of a couple whose newborn was taken by the state's Division for Children. In the right-libertarian online world, the story that went out was that the state had confiscated the baby because its father was a member of the Oath Keepers movement. An excerpt of an affidavit posted online said so.
Later, as protesters picketed the hospital and Reason and Wonkette
, it emerged that the full affidavit mostly dealt with allegations that the father, Johnathan Irish,
toward the mother, Stephanie Taylor, and her two older children (who were from an earlier, undissolved marriage), and that Taylor had persistently "failed to recognize" the danger.
The document also did mention that Irish "associated with a militia known as the Oath Keepers and had purchased several different types of weapons including a rifle, handgun and Taser." Is it relevant to a child-protection case that a man with a history of violence is connected to a group which believes Americans are
? Or is apocalyptic anti-government scenario-spinning inherently political and protected? In a country where the FBI is
, this is a discussion worth having.
Just don't go looking to the New Hampshire picketers for that debate. The ones who
, anyway, are sad crackpots. "The fact that there are documents about it is meaningless," one told the paper.
The most amazing voice from the anti-tyranny forces, though, belonged to a woman named Amanda Biondolillo, from Concord:
"The family should be left to resolve it on their own," Biondolillo said. "Or private enterprise - private companies can contact the family and say, 'We heard you were hitting your kids. Can you stop that?' "
Is Amanda Biondolillo a prankster who shows up at protests to say things to make libertarians look like morons? Her

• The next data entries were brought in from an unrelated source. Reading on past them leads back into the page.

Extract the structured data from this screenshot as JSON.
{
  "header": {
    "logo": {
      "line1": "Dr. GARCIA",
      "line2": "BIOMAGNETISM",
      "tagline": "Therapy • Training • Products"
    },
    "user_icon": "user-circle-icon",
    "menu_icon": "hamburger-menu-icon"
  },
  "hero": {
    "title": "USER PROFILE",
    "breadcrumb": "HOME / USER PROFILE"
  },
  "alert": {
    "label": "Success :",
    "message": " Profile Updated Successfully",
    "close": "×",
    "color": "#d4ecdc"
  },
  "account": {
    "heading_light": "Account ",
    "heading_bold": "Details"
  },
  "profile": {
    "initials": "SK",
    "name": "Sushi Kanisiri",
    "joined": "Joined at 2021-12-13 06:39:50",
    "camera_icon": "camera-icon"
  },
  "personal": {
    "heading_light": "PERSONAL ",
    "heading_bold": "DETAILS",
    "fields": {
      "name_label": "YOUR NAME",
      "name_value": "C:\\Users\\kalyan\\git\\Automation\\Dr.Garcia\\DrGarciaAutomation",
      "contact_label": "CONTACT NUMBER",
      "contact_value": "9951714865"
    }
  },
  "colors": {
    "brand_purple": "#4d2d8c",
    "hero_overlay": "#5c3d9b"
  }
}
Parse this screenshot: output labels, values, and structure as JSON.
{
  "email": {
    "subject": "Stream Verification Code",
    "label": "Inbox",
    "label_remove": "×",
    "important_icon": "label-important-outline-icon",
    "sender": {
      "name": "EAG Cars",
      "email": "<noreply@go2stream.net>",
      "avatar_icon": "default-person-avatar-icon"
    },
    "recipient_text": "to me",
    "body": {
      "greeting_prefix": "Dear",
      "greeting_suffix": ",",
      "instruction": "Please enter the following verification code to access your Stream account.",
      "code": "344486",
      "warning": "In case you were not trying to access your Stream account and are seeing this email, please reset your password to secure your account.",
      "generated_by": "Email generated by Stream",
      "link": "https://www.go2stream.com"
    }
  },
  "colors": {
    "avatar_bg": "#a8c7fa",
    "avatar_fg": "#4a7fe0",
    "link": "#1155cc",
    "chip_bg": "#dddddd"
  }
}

looks sincere. But: really? Private enterprise! The solution to domestic violence is for there to be private companies that will go around telling people to please stop hitting their kids.
, the parents will say,
we hadn't thought of that
We will stop hitting the children now
OK, private enterprise is superior to government at every conceivable task. Extreme version of a very common belief . But it's pretty remarkable to see it coming from someone who has no idea how private enterprise works. Set aside the question of how effective this imaginary private company is going to be at ending child abuse. What's the business model here? Where does the revenue come from? Are the employees of Please Don't Hit Your Child, Inc. going to collect tips from their grateful customers? Are they going to sell ad space on the trucks they go visiting in? Please tell us more, Amanda Biondolillo of Concord, N.H.
Or less. You could also consider telling us less.